Inside we’re treated to a high-quality cabin with a nicely contoured leather-wrapped wheel and a swath of machined “sail pattern” aluminum trim sweeping across the dash. A quartet of large gun-sight air vents and a tablet-like screen perched precariously atop the dash are your giveaway Benz design cues. The major gauges are big and clear, and below the 8-inch screen is an array of buttons for audio and HVAC, including some radio presets. Danke. Delving deeper into Mercedes’ Comand interface requires the use of a rotary/nudge controller that lives on the centre console. As far as these systems go, it’s perfectly logical once you learn it. However, audio quality gets a B- from this musician.
I didn’t find the standard Artico (faux) leather front seats particularly coddling, and it’s the same story in the back – a bit hard. That said, the B250’s upright dimensions pay dividends.

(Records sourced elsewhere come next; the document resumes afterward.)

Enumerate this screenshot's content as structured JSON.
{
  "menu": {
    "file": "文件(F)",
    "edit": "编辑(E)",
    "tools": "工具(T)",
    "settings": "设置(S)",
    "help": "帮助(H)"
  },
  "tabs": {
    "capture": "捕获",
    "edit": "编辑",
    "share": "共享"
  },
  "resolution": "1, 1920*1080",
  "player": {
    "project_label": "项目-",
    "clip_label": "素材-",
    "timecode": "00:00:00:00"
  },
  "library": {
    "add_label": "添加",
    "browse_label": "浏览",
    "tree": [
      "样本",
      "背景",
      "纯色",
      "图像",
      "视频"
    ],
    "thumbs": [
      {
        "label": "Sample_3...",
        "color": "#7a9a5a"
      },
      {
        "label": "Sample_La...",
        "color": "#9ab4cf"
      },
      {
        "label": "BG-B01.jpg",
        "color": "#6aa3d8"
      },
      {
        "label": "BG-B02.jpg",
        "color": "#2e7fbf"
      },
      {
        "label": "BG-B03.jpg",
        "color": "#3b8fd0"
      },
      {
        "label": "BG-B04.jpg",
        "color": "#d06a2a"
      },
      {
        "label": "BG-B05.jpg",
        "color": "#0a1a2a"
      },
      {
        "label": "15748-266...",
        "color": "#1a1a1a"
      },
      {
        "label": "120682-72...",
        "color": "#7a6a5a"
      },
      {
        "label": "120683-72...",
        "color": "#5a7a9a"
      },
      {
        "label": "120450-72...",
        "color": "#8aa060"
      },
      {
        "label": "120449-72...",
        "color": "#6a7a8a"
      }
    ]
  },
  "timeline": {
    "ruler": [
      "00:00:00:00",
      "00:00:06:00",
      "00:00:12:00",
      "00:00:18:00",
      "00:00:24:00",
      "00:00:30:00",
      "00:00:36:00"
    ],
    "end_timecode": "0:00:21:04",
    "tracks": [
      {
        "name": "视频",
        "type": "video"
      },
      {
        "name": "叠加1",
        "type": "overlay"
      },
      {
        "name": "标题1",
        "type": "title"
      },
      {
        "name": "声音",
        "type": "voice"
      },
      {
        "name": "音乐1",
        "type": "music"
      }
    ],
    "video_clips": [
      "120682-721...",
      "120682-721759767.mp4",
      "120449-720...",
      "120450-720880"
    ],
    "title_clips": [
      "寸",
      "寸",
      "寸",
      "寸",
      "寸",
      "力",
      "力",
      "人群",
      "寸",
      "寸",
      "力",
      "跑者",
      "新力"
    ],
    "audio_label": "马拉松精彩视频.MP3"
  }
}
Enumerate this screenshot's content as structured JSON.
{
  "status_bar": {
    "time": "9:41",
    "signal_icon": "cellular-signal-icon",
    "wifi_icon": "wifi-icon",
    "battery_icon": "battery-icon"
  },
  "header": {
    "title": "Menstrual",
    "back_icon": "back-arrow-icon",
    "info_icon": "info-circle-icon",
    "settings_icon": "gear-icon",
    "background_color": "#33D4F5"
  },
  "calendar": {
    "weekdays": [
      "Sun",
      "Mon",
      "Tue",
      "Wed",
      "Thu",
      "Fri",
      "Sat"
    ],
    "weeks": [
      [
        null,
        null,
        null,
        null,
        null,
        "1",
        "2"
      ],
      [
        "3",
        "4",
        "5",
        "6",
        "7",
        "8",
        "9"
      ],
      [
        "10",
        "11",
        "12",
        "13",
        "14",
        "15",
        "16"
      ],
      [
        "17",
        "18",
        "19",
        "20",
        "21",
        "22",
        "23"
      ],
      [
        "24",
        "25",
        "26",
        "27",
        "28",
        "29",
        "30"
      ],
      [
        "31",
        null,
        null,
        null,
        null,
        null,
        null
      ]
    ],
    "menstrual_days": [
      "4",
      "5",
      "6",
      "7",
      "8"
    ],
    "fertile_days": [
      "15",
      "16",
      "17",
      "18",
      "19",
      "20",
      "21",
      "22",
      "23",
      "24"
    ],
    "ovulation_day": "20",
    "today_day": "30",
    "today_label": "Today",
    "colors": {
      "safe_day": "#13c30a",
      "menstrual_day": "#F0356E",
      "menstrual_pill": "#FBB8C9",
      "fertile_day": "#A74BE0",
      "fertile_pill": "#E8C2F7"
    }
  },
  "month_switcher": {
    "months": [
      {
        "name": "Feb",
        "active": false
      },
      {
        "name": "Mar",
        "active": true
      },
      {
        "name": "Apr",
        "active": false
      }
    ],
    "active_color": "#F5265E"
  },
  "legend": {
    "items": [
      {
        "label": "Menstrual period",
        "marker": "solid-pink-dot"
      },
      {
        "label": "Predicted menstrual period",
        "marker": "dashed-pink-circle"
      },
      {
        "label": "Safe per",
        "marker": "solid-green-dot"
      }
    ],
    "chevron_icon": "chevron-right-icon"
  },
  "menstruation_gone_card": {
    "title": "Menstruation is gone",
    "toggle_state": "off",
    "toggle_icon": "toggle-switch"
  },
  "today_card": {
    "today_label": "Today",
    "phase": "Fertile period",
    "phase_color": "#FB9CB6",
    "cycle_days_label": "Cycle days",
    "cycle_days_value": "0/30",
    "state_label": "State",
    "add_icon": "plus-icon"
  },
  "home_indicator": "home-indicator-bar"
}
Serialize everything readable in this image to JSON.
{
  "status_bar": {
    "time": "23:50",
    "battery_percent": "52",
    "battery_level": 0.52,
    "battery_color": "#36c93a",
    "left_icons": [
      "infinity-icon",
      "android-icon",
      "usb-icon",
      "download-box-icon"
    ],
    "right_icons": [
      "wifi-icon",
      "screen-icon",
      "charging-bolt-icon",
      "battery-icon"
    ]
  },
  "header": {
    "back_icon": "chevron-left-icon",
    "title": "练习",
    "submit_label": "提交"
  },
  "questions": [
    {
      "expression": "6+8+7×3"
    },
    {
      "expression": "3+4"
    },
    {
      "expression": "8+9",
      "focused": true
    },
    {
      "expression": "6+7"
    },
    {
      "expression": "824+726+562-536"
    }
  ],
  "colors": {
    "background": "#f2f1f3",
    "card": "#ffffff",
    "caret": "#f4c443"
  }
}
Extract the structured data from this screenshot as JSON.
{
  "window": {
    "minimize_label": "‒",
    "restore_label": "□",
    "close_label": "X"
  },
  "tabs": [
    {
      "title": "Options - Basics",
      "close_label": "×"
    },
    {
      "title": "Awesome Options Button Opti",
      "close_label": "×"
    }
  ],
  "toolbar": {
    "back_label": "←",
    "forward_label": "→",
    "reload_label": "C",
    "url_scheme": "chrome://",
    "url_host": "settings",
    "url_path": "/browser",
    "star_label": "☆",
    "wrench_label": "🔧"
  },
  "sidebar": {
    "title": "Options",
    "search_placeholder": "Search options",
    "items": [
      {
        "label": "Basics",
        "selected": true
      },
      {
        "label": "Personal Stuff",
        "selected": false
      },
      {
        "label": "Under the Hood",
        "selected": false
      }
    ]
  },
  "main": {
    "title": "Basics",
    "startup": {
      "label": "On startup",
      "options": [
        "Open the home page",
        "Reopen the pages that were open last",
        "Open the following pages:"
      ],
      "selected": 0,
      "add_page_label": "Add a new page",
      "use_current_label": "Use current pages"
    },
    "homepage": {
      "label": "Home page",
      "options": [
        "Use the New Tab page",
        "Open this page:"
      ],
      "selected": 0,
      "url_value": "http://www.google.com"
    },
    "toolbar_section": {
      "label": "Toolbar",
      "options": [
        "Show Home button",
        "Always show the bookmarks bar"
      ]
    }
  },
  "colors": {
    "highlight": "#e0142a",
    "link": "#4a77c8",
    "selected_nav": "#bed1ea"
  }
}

The cabin is airy with generous headroom and excellent sight lines all around. The large rear hatch opens up to a sensibly cubist 488 litres of cargo space that expands to 1,547 litres with the rear 60/40 seat folded forward (although sadly, not flat). This tester had the $1,700 Versatility Package that, among other things, adds 12V power in the cargo area, folding rear tray tables, auto-dimming mirrors, power folding mirrors and a nifty height-adjustable bi-level load floor.
Adding to the sense of openness was this tester’s humungous panoramic sunroof at $1,480. Other interior upticks included Keyless-Go proximity key ($700) and SiriusXM ($475).
Ah yes, the options and packages. Every Mercedes-Benz vehicle has a cleverly configured Premium Package with just enough essentials to make it, er… essential. This year, the B250’s Premium Package drops significantly in price – the once-included navigation and sunroof are now standalone options. So, for the $1,600 we see automatic climate control, back-up camera, smartphone integration with Apple CarPlay and Android Auto support (new for 2017), blind-spot assist and 8-inch display (up from 7-inches). Navigation runs $1,100 for those who don’t want to chew through their cell phone data.
Also available is the $1,500 Sport Package that perks things up with an AMG styling package, 18-inch AMG wheels, lowered sport suspension, sport brake system, carbon-look trim, flat-bottom steering wheel and fabric seat inserts with red stitching.
The 2017 Mercedes-Benz B250 4Matic is a pretty unique vehicle, offering Euro-cool practicality and all-wheel drive wrapped in that all-important premium Germanic sheen. But let’s not kid ourselves. It’s still a box on wheels, so don’t expect this Benz to be getting a preferred spot in front of the Four Seasons. Valet dude will parking the B in the bowels with all the other proletariat conveyances, three-pointed star notwithstanding. Just sayin’.
|Engine Displacement||2.0L||Model Tested||2017 Mercedes-Benz B250 4Matic|
|Engine Cylinders||4||Base Price||$34,150|
|Peak Horsepower||208 hp||A/C Tax||$100|
|Peak Torque||258 lb-ft||Destination Fee||$2,026|
|Fuel Economy||10.2/7.6/9.1 L/100 km, cty/hwy/cmb||Price as Tested||$43,121|
|Cargo Space||488/1,547 L (seats down)|
$6,845 – Premium Package $1,600; Versatility Package $1,700; Canvasite Blue Metallic $890; SiriusXM $475; Panoramic Sunroof $1,480; Keyless-Go $700